▶ [Provided data]
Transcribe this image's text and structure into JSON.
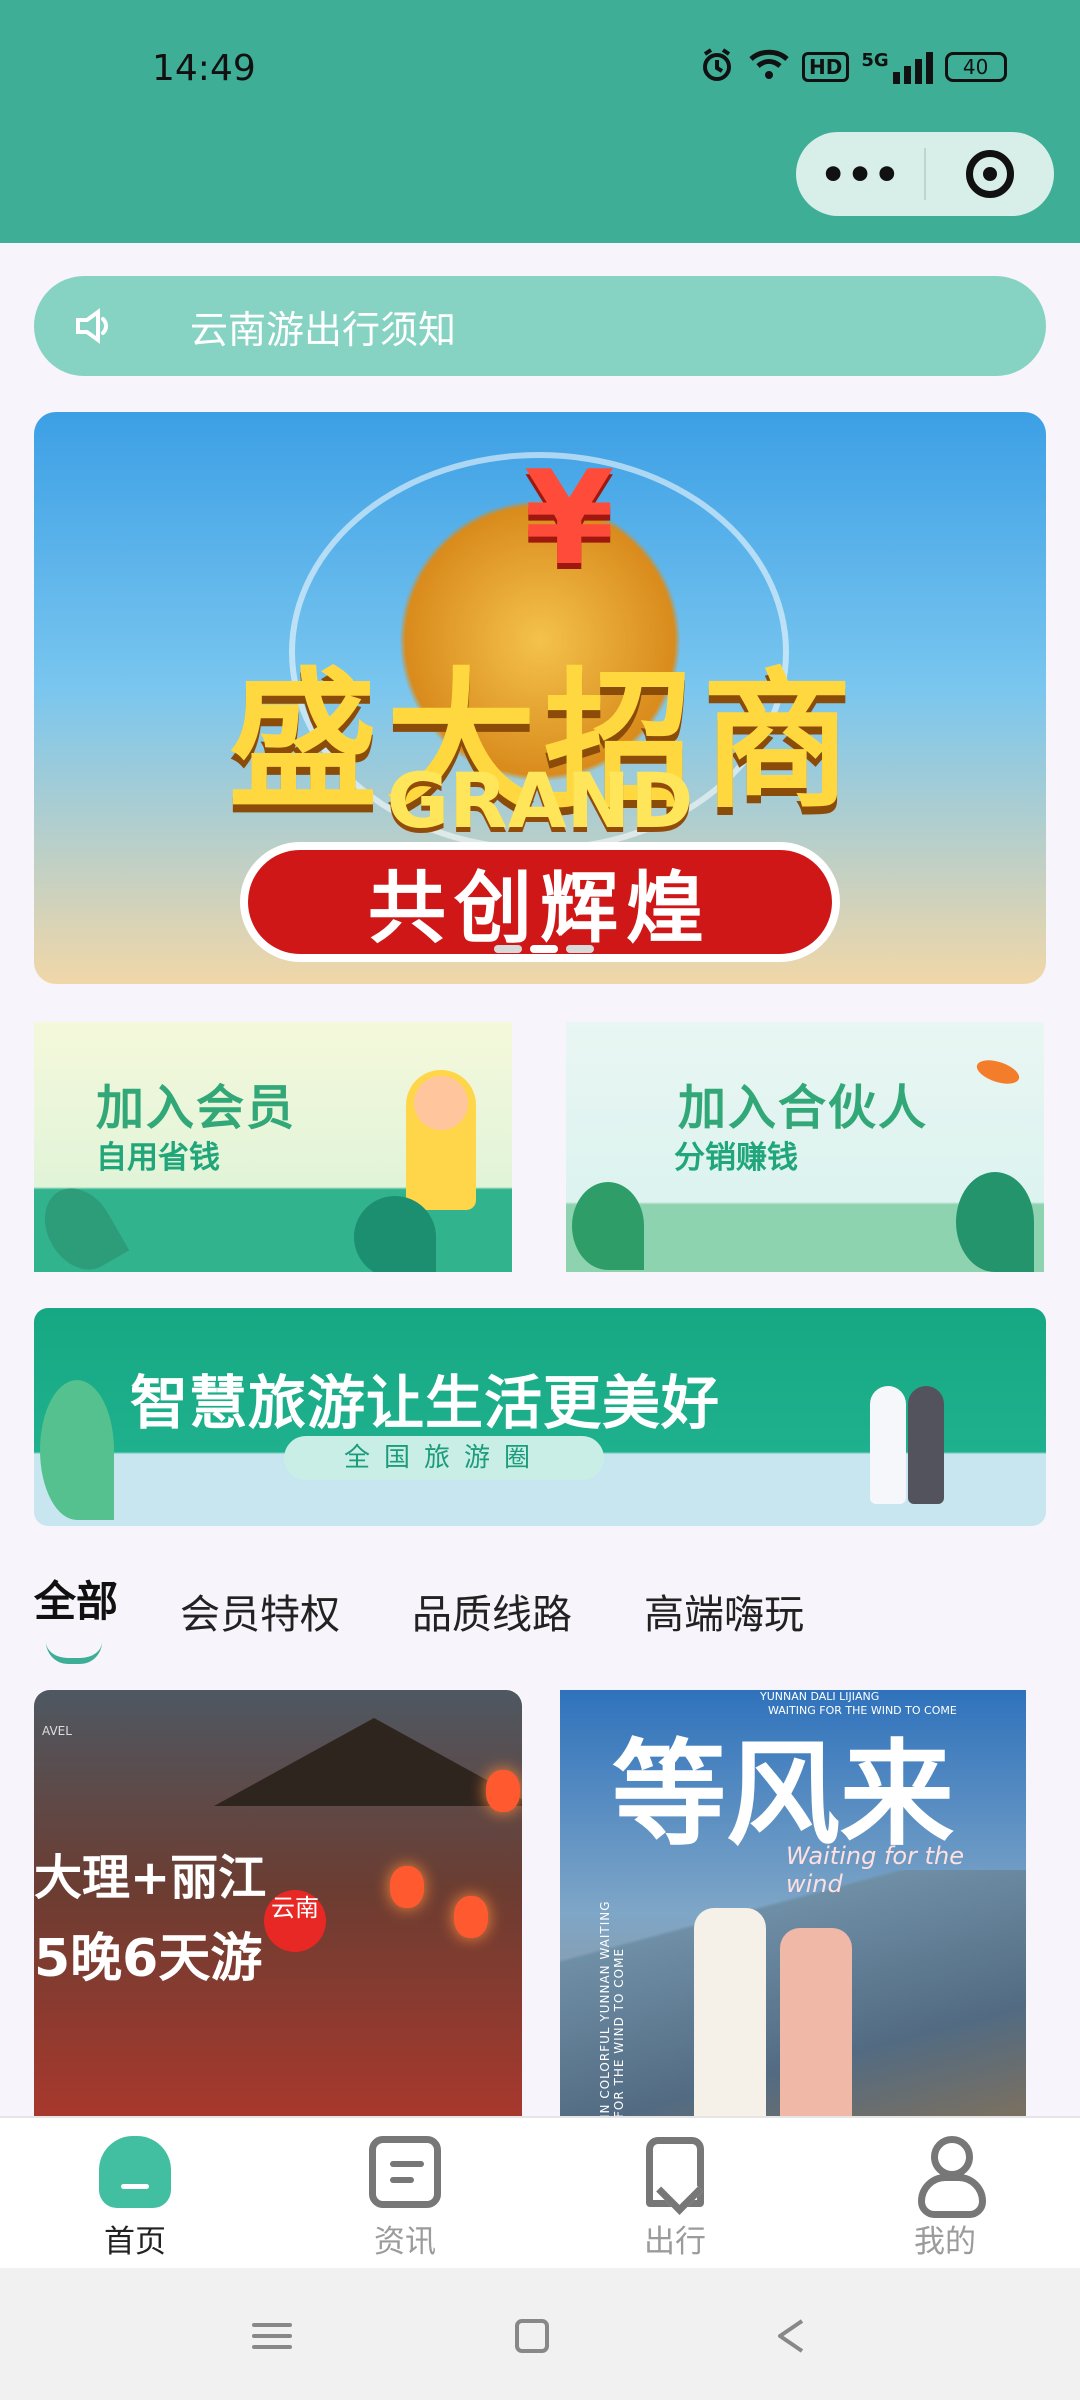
{
  "status_bar": {
    "time": "14:49",
    "battery": "40",
    "network_label": "5G",
    "hd_label": "HD",
    "icons": [
      "alarm-icon",
      "wifi-icon",
      "hd-icon",
      "signal-icon",
      "battery-icon"
    ]
  },
  "mini_program_capsule": {
    "more_label": "•••",
    "icons": [
      "more-icon",
      "target-icon"
    ]
  },
  "notice": {
    "icon": "speaker-icon",
    "text": "云南游出行须知"
  },
  "banner": {
    "title": "盛大招商",
    "subtitle": "GRAND INVESTMENT",
    "slogan": "共创辉煌",
    "page_count": 3,
    "active_page": 2
  },
  "promos": [
    {
      "title": "加入会员",
      "subtitle": "自用省钱"
    },
    {
      "title": "加入合伙人",
      "subtitle": "分销赚钱"
    }
  ],
  "wide_banner": {
    "title": "智慧旅游让生活更美好",
    "chip": "全国旅游圈"
  },
  "tabs": {
    "items": [
      "全部",
      "会员特权",
      "品质线路",
      "高端嗨玩"
    ],
    "active": "全部"
  },
  "cards": [
    {
      "line1": "大理+丽江",
      "line2": "5晚6天游",
      "seal": "云南",
      "small_label": "AVEL"
    },
    {
      "title": "等风来",
      "script": "Waiting for the wind",
      "small_label": "YUNNAN DALI LIJIANG",
      "small_label_2": "WAITING FOR THE WIND TO COME",
      "vertical_text": "IN COLORFUL YUNNAN WAITING FOR THE WIND TO COME"
    }
  ],
  "bottom_nav": {
    "items": [
      {
        "label": "首页",
        "icon": "home-icon",
        "active": true
      },
      {
        "label": "资讯",
        "icon": "news-icon",
        "active": false
      },
      {
        "label": "出行",
        "icon": "bookmark-icon",
        "active": false
      },
      {
        "label": "我的",
        "icon": "user-icon",
        "active": false
      }
    ]
  },
  "system_nav": {
    "icons": [
      "menu-icon",
      "home-square-icon",
      "back-icon"
    ]
  },
  "colors": {
    "primary": "#3eae96",
    "notice_bg": "#87d3c3",
    "active_nav": "#42bfa1"
  }
}
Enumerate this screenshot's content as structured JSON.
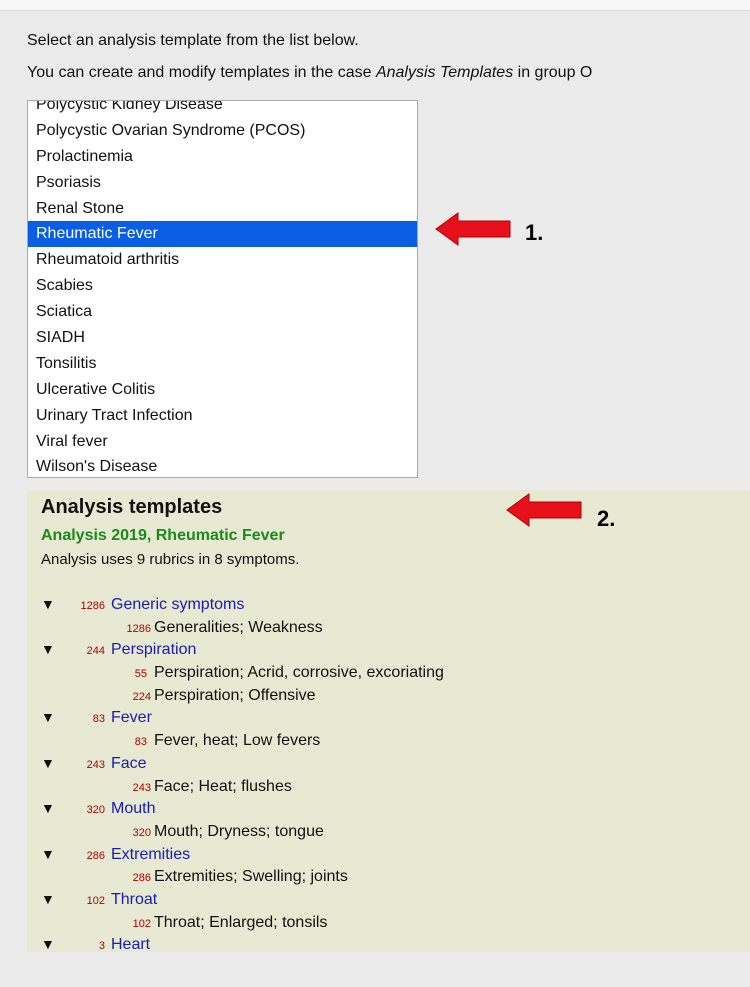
{
  "intro": {
    "line1": "Select an analysis template from the list below.",
    "line2_prefix": "You can create and modify templates in the case ",
    "line2_case": "Analysis Templates",
    "line2_suffix": " in group O"
  },
  "template_list": {
    "items": [
      "Polycystic Kidney Disease",
      "Polycystic Ovarian Syndrome (PCOS)",
      "Prolactinemia",
      "Psoriasis",
      "Renal Stone",
      "Rheumatic Fever",
      "Rheumatoid arthritis",
      "Scabies",
      "Sciatica",
      "SIADH",
      "Tonsilitis",
      "Ulcerative Colitis",
      "Urinary Tract Infection",
      "Viral fever",
      "Wilson's Disease"
    ],
    "selected": "Rheumatic Fever"
  },
  "annotations": {
    "label1": "1.",
    "label2": "2.",
    "arrow_color": "#e8101a"
  },
  "panel": {
    "title": "Analysis templates",
    "subtitle": "Analysis 2019, Rheumatic Fever",
    "description": "Analysis uses 9 rubrics in 8 symptoms.",
    "groups": [
      {
        "count": "1286",
        "label": "Generic symptoms",
        "rubrics": [
          {
            "count": "1286",
            "label": "Generalities; Weakness"
          }
        ]
      },
      {
        "count": "244",
        "label": "Perspiration",
        "rubrics": [
          {
            "count": "55",
            "label": "Perspiration; Acrid, corrosive, excoriating"
          },
          {
            "count": "224",
            "label": "Perspiration; Offensive"
          }
        ]
      },
      {
        "count": "83",
        "label": "Fever",
        "rubrics": [
          {
            "count": "83",
            "label": "Fever, heat; Low fevers"
          }
        ]
      },
      {
        "count": "243",
        "label": "Face",
        "rubrics": [
          {
            "count": "243",
            "label": "Face; Heat; flushes"
          }
        ]
      },
      {
        "count": "320",
        "label": "Mouth",
        "rubrics": [
          {
            "count": "320",
            "label": "Mouth; Dryness; tongue"
          }
        ]
      },
      {
        "count": "286",
        "label": "Extremities",
        "rubrics": [
          {
            "count": "286",
            "label": "Extremities; Swelling; joints"
          }
        ]
      },
      {
        "count": "102",
        "label": "Throat",
        "rubrics": [
          {
            "count": "102",
            "label": "Throat; Enlarged; tonsils"
          }
        ]
      },
      {
        "count": "3",
        "label": "Heart",
        "rubrics": []
      }
    ]
  }
}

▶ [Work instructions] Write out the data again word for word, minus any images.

▶ [Answer to this problem]
Transcribe this image's text and structure into JSON.
{
  "status_bar": {
    "time": "14:49",
    "battery": "40",
    "network_label": "5G",
    "hd_label": "HD",
    "icons": [
      "alarm-icon",
      "wifi-icon",
      "hd-icon",
      "signal-icon",
      "battery-icon"
    ]
  },
  "mini_program_capsule": {
    "more_label": "•••",
    "icons": [
      "more-icon",
      "target-icon"
    ]
  },
  "notice": {
    "icon": "speaker-icon",
    "text": "云南游出行须知"
  },
  "banner": {
    "title": "盛大招商",
    "subtitle": "GRAND INVESTMENT",
    "slogan": "共创辉煌",
    "page_count": 3,
    "active_page": 2
  },
  "promos": [
    {
      "title": "加入会员",
      "subtitle": "自用省钱"
    },
    {
      "title": "加入合伙人",
      "subtitle": "分销赚钱"
    }
  ],
  "wide_banner": {
    "title": "智慧旅游让生活更美好",
    "chip": "全国旅游圈"
  },
  "tabs": {
    "items": [
      "全部",
      "会员特权",
      "品质线路",
      "高端嗨玩"
    ],
    "active": "全部"
  },
  "cards": [
    {
      "line1": "大理+丽江",
      "line2": "5晚6天游",
      "seal": "云南",
      "small_label": "AVEL"
    },
    {
      "title": "等风来",
      "script": "Waiting for the wind",
      "small_label": "YUNNAN DALI LIJIANG",
      "small_label_2": "WAITING FOR THE WIND TO COME",
      "vertical_text": "IN COLORFUL YUNNAN WAITING FOR THE WIND TO COME"
    }
  ],
  "bottom_nav": {
    "items": [
      {
        "label": "首页",
        "icon": "home-icon",
        "active": true
      },
      {
        "label": "资讯",
        "icon": "news-icon",
        "active": false
      },
      {
        "label": "出行",
        "icon": "bookmark-icon",
        "active": false
      },
      {
        "label": "我的",
        "icon": "user-icon",
        "active": false
      }
    ]
  },
  "system_nav": {
    "icons": [
      "menu-icon",
      "home-square-icon",
      "back-icon"
    ]
  },
  "colors": {
    "primary": "#3eae96",
    "notice_bg": "#87d3c3",
    "active_nav": "#42bfa1"
  }
}
Enumerate this screenshot's content as structured JSON.
{
  "intro": {
    "line1": "Select an analysis template from the list below.",
    "line2_prefix": "You can create and modify templates in the case ",
    "line2_case": "Analysis Templates",
    "line2_suffix": " in group O"
  },
  "template_list": {
    "items": [
      "Polycystic Kidney Disease",
      "Polycystic Ovarian Syndrome (PCOS)",
      "Prolactinemia",
      "Psoriasis",
      "Renal Stone",
      "Rheumatic Fever",
      "Rheumatoid arthritis",
      "Scabies",
      "Sciatica",
      "SIADH",
      "Tonsilitis",
      "Ulcerative Colitis",
      "Urinary Tract Infection",
      "Viral fever",
      "Wilson's Disease"
    ],
    "selected": "Rheumatic Fever"
  },
  "annotations": {
    "label1": "1.",
    "label2": "2.",
    "arrow_color": "#e8101a"
  },
  "panel": {
    "title": "Analysis templates",
    "subtitle": "Analysis 2019, Rheumatic Fever",
    "description": "Analysis uses 9 rubrics in 8 symptoms.",
    "groups": [
      {
        "count": "1286",
        "label": "Generic symptoms",
        "rubrics": [
          {
            "count": "1286",
            "label": "Generalities; Weakness"
          }
        ]
      },
      {
        "count": "244",
        "label": "Perspiration",
        "rubrics": [
          {
            "count": "55",
            "label": "Perspiration; Acrid, corrosive, excoriating"
          },
          {
            "count": "224",
            "label": "Perspiration; Offensive"
          }
        ]
      },
      {
        "count": "83",
        "label": "Fever",
        "rubrics": [
          {
            "count": "83",
            "label": "Fever, heat; Low fevers"
          }
        ]
      },
      {
        "count": "243",
        "label": "Face",
        "rubrics": [
          {
            "count": "243",
            "label": "Face; Heat; flushes"
          }
        ]
      },
      {
        "count": "320",
        "label": "Mouth",
        "rubrics": [
          {
            "count": "320",
            "label": "Mouth; Dryness; tongue"
          }
        ]
      },
      {
        "count": "286",
        "label": "Extremities",
        "rubrics": [
          {
            "count": "286",
            "label": "Extremities; Swelling; joints"
          }
        ]
      },
      {
        "count": "102",
        "label": "Throat",
        "rubrics": [
          {
            "count": "102",
            "label": "Throat; Enlarged; tonsils"
          }
        ]
      },
      {
        "count": "3",
        "label": "Heart",
        "rubrics": []
      }
    ]
  }
}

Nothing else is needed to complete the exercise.